▶ _Task goal_
Take nothing but the lines from the one with "Convert this screenshot" through the one with "Extract the structured" in the entries below, both ends kept, and return them exactly with pictures left out.

▶ _Supplied data_
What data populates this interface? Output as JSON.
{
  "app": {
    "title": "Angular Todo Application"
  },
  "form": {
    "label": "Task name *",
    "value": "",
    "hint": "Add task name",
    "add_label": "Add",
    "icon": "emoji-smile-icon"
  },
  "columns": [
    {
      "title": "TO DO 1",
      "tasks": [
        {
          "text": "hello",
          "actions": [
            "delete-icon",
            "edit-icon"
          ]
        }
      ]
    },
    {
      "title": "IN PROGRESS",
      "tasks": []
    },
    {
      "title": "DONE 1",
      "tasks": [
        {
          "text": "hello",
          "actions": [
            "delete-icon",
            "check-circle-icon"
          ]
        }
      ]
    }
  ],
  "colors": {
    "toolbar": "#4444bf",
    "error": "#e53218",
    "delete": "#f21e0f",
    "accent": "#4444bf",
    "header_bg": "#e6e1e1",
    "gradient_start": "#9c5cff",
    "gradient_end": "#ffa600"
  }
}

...

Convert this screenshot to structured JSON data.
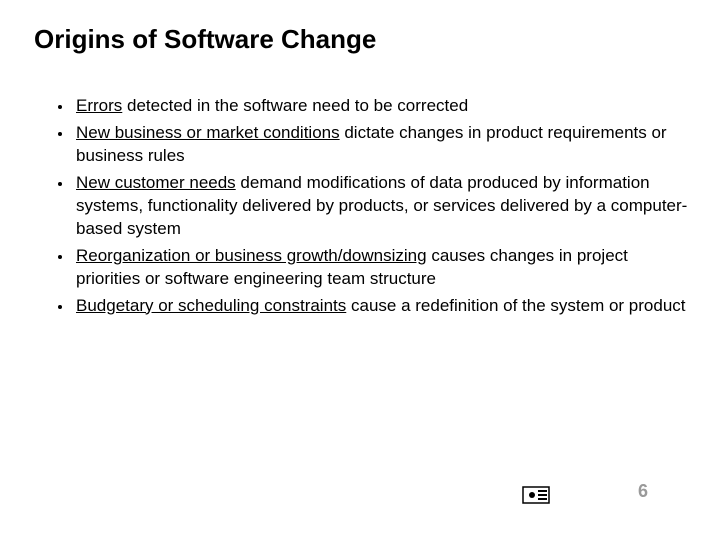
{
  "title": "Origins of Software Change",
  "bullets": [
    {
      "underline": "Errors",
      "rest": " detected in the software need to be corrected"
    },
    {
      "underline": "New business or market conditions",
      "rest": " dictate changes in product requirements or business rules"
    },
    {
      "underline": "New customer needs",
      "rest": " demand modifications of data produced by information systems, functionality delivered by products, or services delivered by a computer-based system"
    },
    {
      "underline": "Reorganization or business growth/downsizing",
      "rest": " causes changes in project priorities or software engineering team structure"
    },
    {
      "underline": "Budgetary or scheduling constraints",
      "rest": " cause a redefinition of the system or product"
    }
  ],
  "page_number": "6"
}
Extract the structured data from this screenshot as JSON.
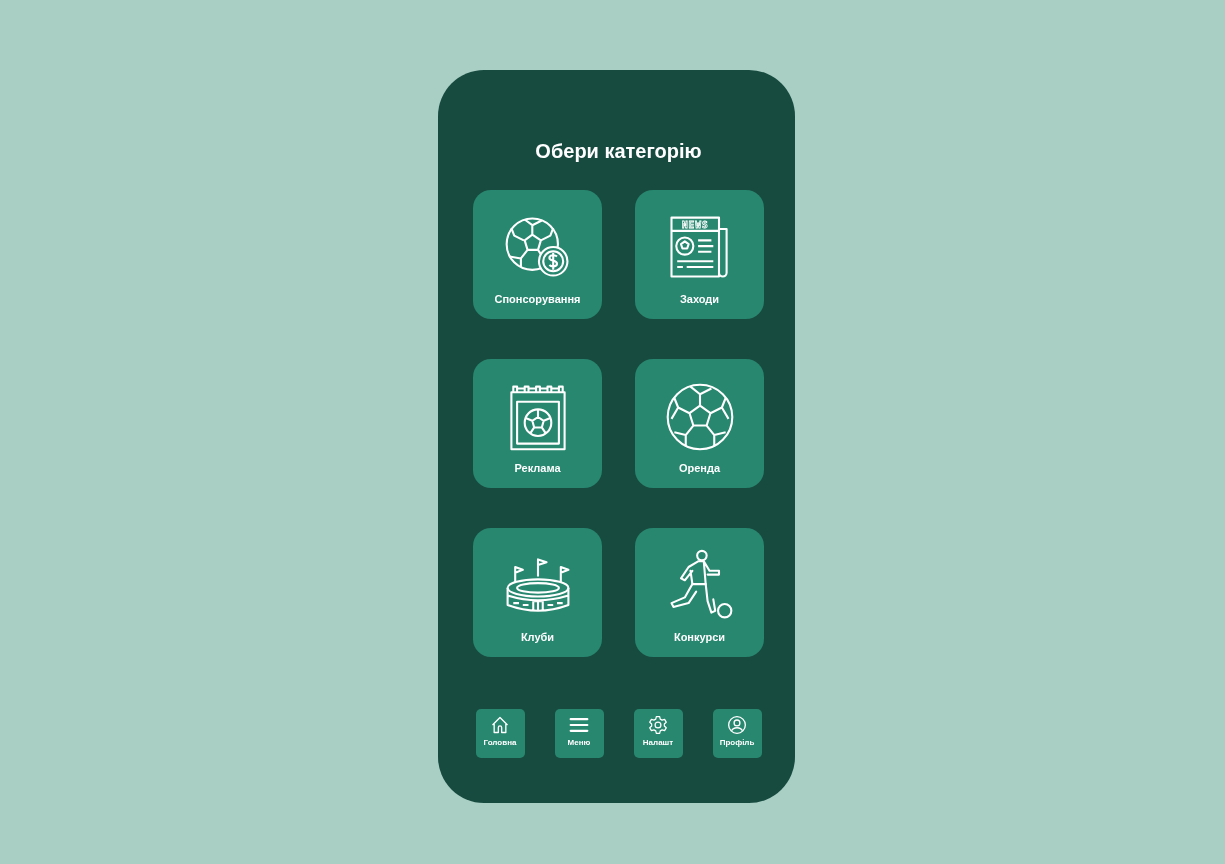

▶ _Worked solution_
Convert this screenshot to structured JSON data.
{
  "title": "Origins of Software Change",
  "bullets": [
    {
      "underline": "Errors",
      "rest": " detected in the software need to be corrected"
    },
    {
      "underline": "New business or market conditions",
      "rest": " dictate changes in product requirements or business rules"
    },
    {
      "underline": "New customer needs",
      "rest": " demand modifications of data produced by information systems, functionality delivered by products, or services delivered by a computer-based system"
    },
    {
      "underline": "Reorganization or business growth/downsizing",
      "rest": " causes changes in project priorities or software engineering team structure"
    },
    {
      "underline": "Budgetary or scheduling constraints",
      "rest": " cause a redefinition of the system or product"
    }
  ],
  "page_number": "6"
}
Extract the structured data from this screenshot as JSON.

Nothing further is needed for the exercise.